David Stout and Jeff Zeleny have published a dispatch, "Obama Calls for Overhaul of Educational System," in the New York Times online today, reporting on the president's talk. He did not hide behind any of the excuses mobilized against charter schools; he actually called for increasing the number of these institutions. And he also used the word "competitive" as a goal within the education system and among students. This is altogether refreshing and, frankly, a blow to the cult of progressivism that has for so long dominated public and ed school reform ideologies. If Obama thinks he is getting flack from the old school capitalists, just wait for when he hears from the old school educationalists.

As Stout and Zeleny point out, the president referred to charter schools as "laboratories of innovation." But there are other kinds of  laboratories: merit pay for teachers (and, as important, for principals, too), longer and more comprehensive school days, experiments with academic calendars appropriate to the work habits of parents and other social mores, different curricula for children who are, say, terrific at math and slow with foreign languages.

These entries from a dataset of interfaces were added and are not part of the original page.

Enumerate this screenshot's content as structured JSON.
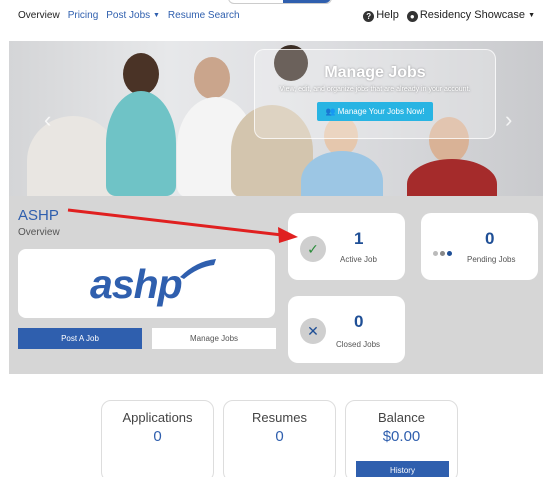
{
  "nav": {
    "items": [
      "Overview",
      "Pricing",
      "Post Jobs",
      "Resume Search"
    ],
    "help": "Help",
    "account": "Residency Showcase"
  },
  "hero": {
    "title": "Manage Jobs",
    "subtitle": "View, edit, and organize jobs that are already in your account.",
    "button": "Manage Your Jobs Now!"
  },
  "company": {
    "name": "ASHP",
    "section": "Overview",
    "logo_text": "ashp",
    "post_button": "Post A Job",
    "manage_button": "Manage Jobs"
  },
  "stats": {
    "active": {
      "value": "1",
      "label": "Active Job"
    },
    "pending": {
      "value": "0",
      "label": "Pending Jobs"
    },
    "closed": {
      "value": "0",
      "label": "Closed Jobs"
    }
  },
  "summary": {
    "applications": {
      "title": "Applications",
      "value": "0"
    },
    "resumes": {
      "title": "Resumes",
      "value": "0"
    },
    "balance": {
      "title": "Balance",
      "value": "$0.00",
      "button": "History"
    }
  },
  "colors": {
    "brand_blue": "#2f5fae",
    "hero_button": "#28b4e3",
    "annotation_arrow": "#e02020"
  },
  "icons": {
    "help": "question-circle-icon",
    "account": "user-circle-icon",
    "active": "checkmark-icon",
    "pending": "dots-icon",
    "closed": "x-icon"
  }
}
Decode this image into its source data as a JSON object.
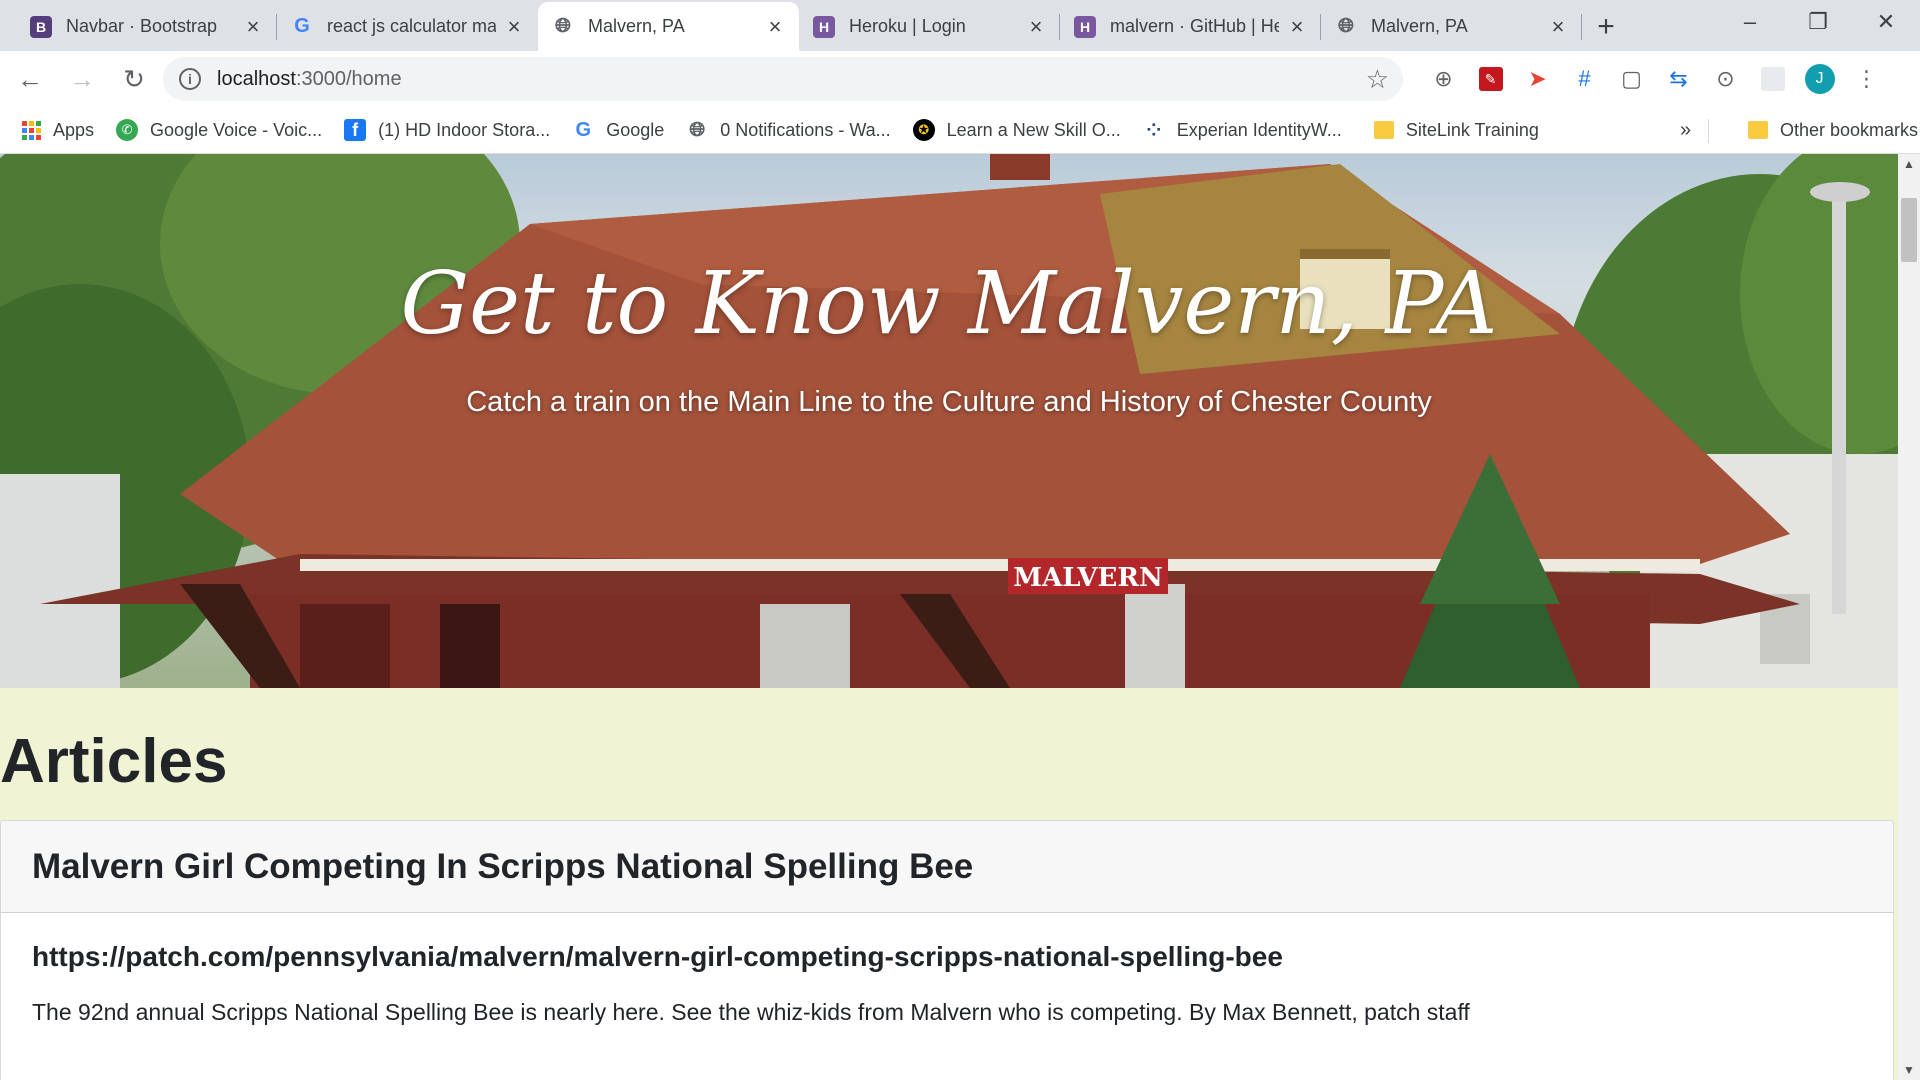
{
  "tabs": [
    {
      "title": "Navbar · Bootstrap",
      "favicon": "B",
      "icon": "bootstrap-icon",
      "active": false
    },
    {
      "title": "react js calculator ma",
      "favicon": "G",
      "icon": "google-icon",
      "active": false
    },
    {
      "title": "Malvern, PA",
      "favicon": "globe",
      "icon": "globe-icon",
      "active": true
    },
    {
      "title": "Heroku | Login",
      "favicon": "H",
      "icon": "heroku-icon",
      "active": false
    },
    {
      "title": "malvern · GitHub | He",
      "favicon": "H",
      "icon": "heroku-icon",
      "active": false
    },
    {
      "title": "Malvern, PA",
      "favicon": "globe",
      "icon": "globe-icon",
      "active": false
    }
  ],
  "address_bar": {
    "host": "localhost",
    "path": ":3000/home"
  },
  "profile": {
    "initial": "J",
    "color": "#129eaf"
  },
  "bookmarks": [
    {
      "label": "Apps",
      "icon": "apps-icon"
    },
    {
      "label": "Google Voice - Voic...",
      "icon": "google-voice-icon"
    },
    {
      "label": "(1) HD Indoor Stora...",
      "icon": "facebook-icon"
    },
    {
      "label": "Google",
      "icon": "google-icon"
    },
    {
      "label": "0 Notifications - Wa...",
      "icon": "globe-icon"
    },
    {
      "label": "Learn a New Skill O...",
      "icon": "learn-icon"
    },
    {
      "label": "Experian IdentityW...",
      "icon": "experian-icon"
    },
    {
      "label": "SiteLink Training",
      "icon": "folder-icon"
    }
  ],
  "bookmarks_more": "»",
  "other_bookmarks": "Other bookmarks",
  "hero": {
    "title": "Get to Know Malvern, PA",
    "subtitle": "Catch a train on the Main Line to the Culture and History of Chester County",
    "sign_text": "MALVERN"
  },
  "articles": {
    "heading": "Articles",
    "items": [
      {
        "title": "Malvern Girl Competing In Scripps National Spelling Bee",
        "link": "https://patch.com/pennsylvania/malvern/malvern-girl-competing-scripps-national-spelling-bee",
        "description": "The 92nd annual Scripps National Spelling Bee is nearly here. See the whiz-kids from Malvern who is competing. By Max Bennett, patch staff"
      }
    ]
  },
  "colors": {
    "section_bg": "#f1f4d4",
    "roof": "#a4523a",
    "sign": "#b3262a"
  }
}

None of these is alien to Obama's views, and he mentioned some of them in his speech.

I attended New York City public schools and then the Bronx High School of Science from the mid-forties to the mid-fifties. I didn't notice until I went to college that, both in my elementary and secondary educations, I had had teachers with Ph.D.s, exceptional teachers, actually all of them (I even had a math teacher, Dr. Julius Hlavaty, who one day appeared before the McCarthy committee and did not appear again in the classroom. I think he was a communist. But he was also a truly terrific math teacher. Long after his dismissal, he received his back-pay and, I believe, damages.) Of the rest: Dr. Falkenstein, Dr. Cohen, Dr. Bloom, Dr. Mantell, Dr., Dr., Dr... and on and on.

These inspired men and women, physicists and historians, literature people and musicologists, couldn't get a job in colleges and universities. One, because of anti-Semitism. Two, because of the depression. Three, I suppose, because of the war which shrunk demand for Ph.D.s in the academy.

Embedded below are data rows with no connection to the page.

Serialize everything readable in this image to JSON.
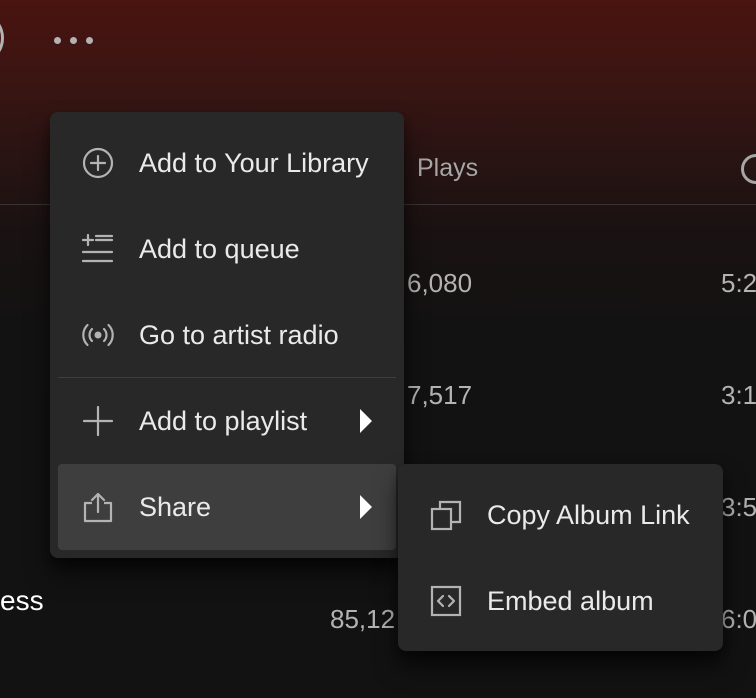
{
  "header": {
    "more_options_icon": "more-horizontal-icon"
  },
  "table": {
    "columns": {
      "plays": "Plays",
      "duration_icon": "clock-icon"
    },
    "rows": [
      {
        "title": "",
        "plays": "6,080",
        "duration": "5:2"
      },
      {
        "title": "",
        "plays": "7,517",
        "duration": "3:1"
      },
      {
        "title": "",
        "plays": "",
        "duration": "3:5"
      },
      {
        "title": "ess",
        "plays": "85,12",
        "duration": "6:0"
      }
    ]
  },
  "context_menu": {
    "items": [
      {
        "label": "Add to Your Library",
        "icon": "add-circle-icon"
      },
      {
        "label": "Add to queue",
        "icon": "add-to-queue-icon"
      },
      {
        "label": "Go to artist radio",
        "icon": "radio-icon"
      },
      {
        "label": "Add to playlist",
        "icon": "plus-icon",
        "submenu": true
      },
      {
        "label": "Share",
        "icon": "share-icon",
        "submenu": true,
        "active": true
      }
    ]
  },
  "share_submenu": {
    "items": [
      {
        "label": "Copy Album Link",
        "icon": "copy-icon"
      },
      {
        "label": "Embed album",
        "icon": "embed-icon"
      }
    ]
  },
  "colors": {
    "background": "#121212",
    "header_gradient": "#4a1410",
    "menu_bg": "#282828",
    "menu_active_bg": "#3e3e3e",
    "text_primary": "#ffffff",
    "text_secondary": "#b3b3b3"
  }
}
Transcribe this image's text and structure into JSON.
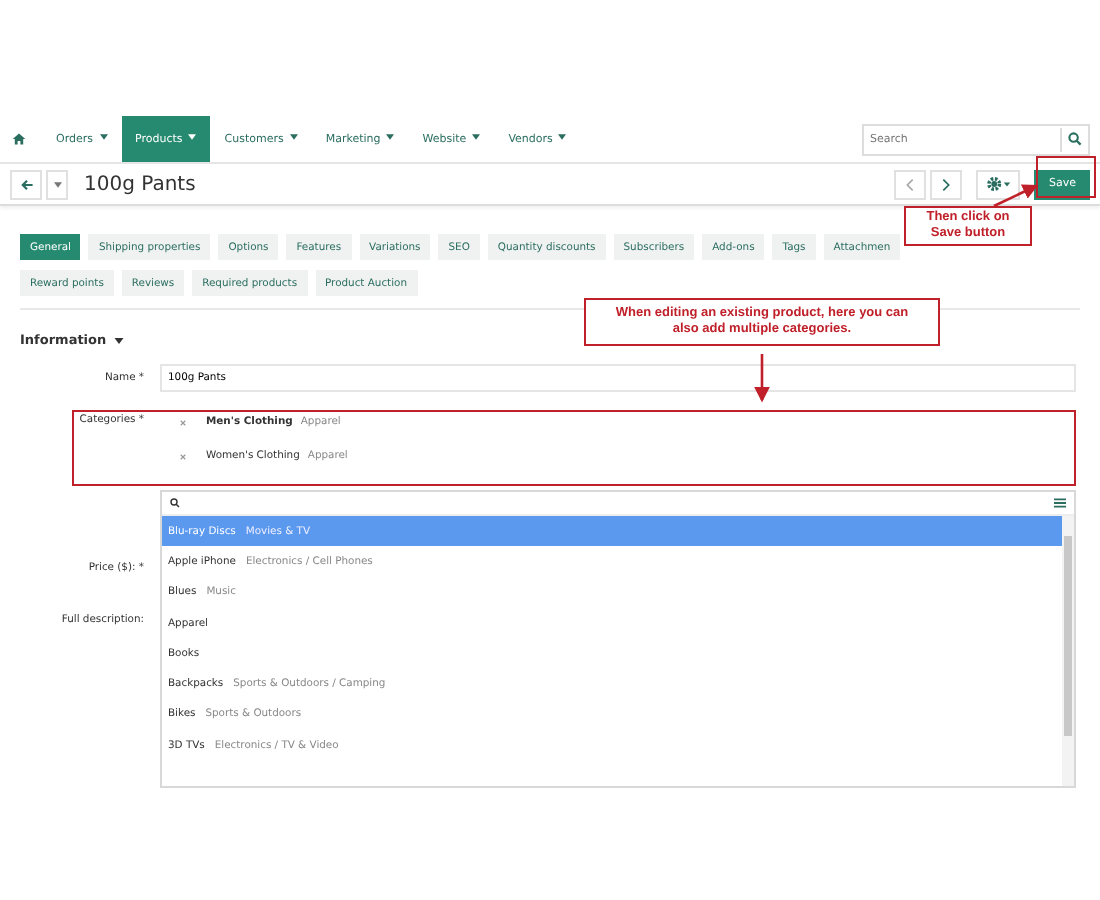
{
  "nav": {
    "items": [
      {
        "label": "Orders",
        "selected": false
      },
      {
        "label": "Products",
        "selected": true
      },
      {
        "label": "Customers",
        "selected": false
      },
      {
        "label": "Marketing",
        "selected": false
      },
      {
        "label": "Website",
        "selected": false
      },
      {
        "label": "Vendors",
        "selected": false
      }
    ],
    "search": {
      "placeholder": "Search"
    }
  },
  "title": "100g Pants",
  "save": "Save",
  "tabs": [
    {
      "label": "General",
      "selected": true
    },
    {
      "label": "Shipping properties",
      "selected": false
    },
    {
      "label": "Options",
      "selected": false
    },
    {
      "label": "Features",
      "selected": false
    },
    {
      "label": "Variations",
      "selected": false
    },
    {
      "label": "SEO",
      "selected": false
    },
    {
      "label": "Quantity discounts",
      "selected": false
    },
    {
      "label": "Subscribers",
      "selected": false
    },
    {
      "label": "Add-ons",
      "selected": false
    },
    {
      "label": "Tags",
      "selected": false
    },
    {
      "label": "Attachmen",
      "selected": false
    },
    {
      "label": "Reward points",
      "selected": false
    },
    {
      "label": "Reviews",
      "selected": false
    },
    {
      "label": "Required products",
      "selected": false
    },
    {
      "label": "Product Auction",
      "selected": false
    }
  ],
  "section": "Information",
  "name_field": {
    "label": "Name *",
    "value": "100g Pants"
  },
  "categories": {
    "label": "Categories *",
    "items": [
      {
        "name": "Men's Clothing",
        "path": "Apparel",
        "main": true
      },
      {
        "name": "Women's Clothing",
        "path": "Apparel",
        "main": false
      }
    ]
  },
  "labels": [
    "Price ($): *",
    "Full description:"
  ],
  "dropdown": {
    "items": [
      {
        "name": "Blu-ray Discs",
        "path": "Movies & TV",
        "selected": true
      },
      {
        "name": "Apple iPhone",
        "path": "Electronics / Cell Phones",
        "selected": false
      },
      {
        "name": "Blues",
        "path": "Music",
        "selected": false
      },
      {
        "name": "Apparel",
        "selected": false
      },
      {
        "name": "Books",
        "selected": false
      },
      {
        "name": "Backpacks",
        "path": "Sports & Outdoors / Camping",
        "selected": false
      },
      {
        "name": "Bikes",
        "path": "Sports & Outdoors",
        "selected": false
      },
      {
        "name": "3D TVs",
        "path": "Electronics / TV & Video",
        "selected": false
      }
    ]
  },
  "callouts": [
    "Then click on Save button",
    "When editing an existing product, here you can also add multiple categories."
  ]
}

Academic anti-semitism is long since gone (except in a particularly ugly anti-Zionist guise). Our military engagements are too small to affect the academy's hiring patterns. But several factors have combined to leave a glut of unemployed people with Ph.D.s on the market. The first is that colleges and universities are forbidden by law (the nutsy Claude Pepper law) to retire faculty at any age. Some stay deep into their dotage and many long after they have stopped reading in their fields... or even the New York Times. The second is that, given the recession (let's call it that this last time), institutions of higher learning are simply not hiring, and they have been hiring less and less even before the tanking of the financial system. Moreover, much of the hiring has been off-line and without benefits, even health-care and offices.  Yes, as much as 50 percent of our college teachers are "adjuncts." In any case, there is now an enormous cohort of unemployed and under-employed Ph.D.s. They should be brought into our public school and high school systems. Many tests of teacher competence in their assigned fields tell us that an absurd percentage is not at all competent.

We know what has to be done. And Obama has done the opening skirmish. The fight has only begun.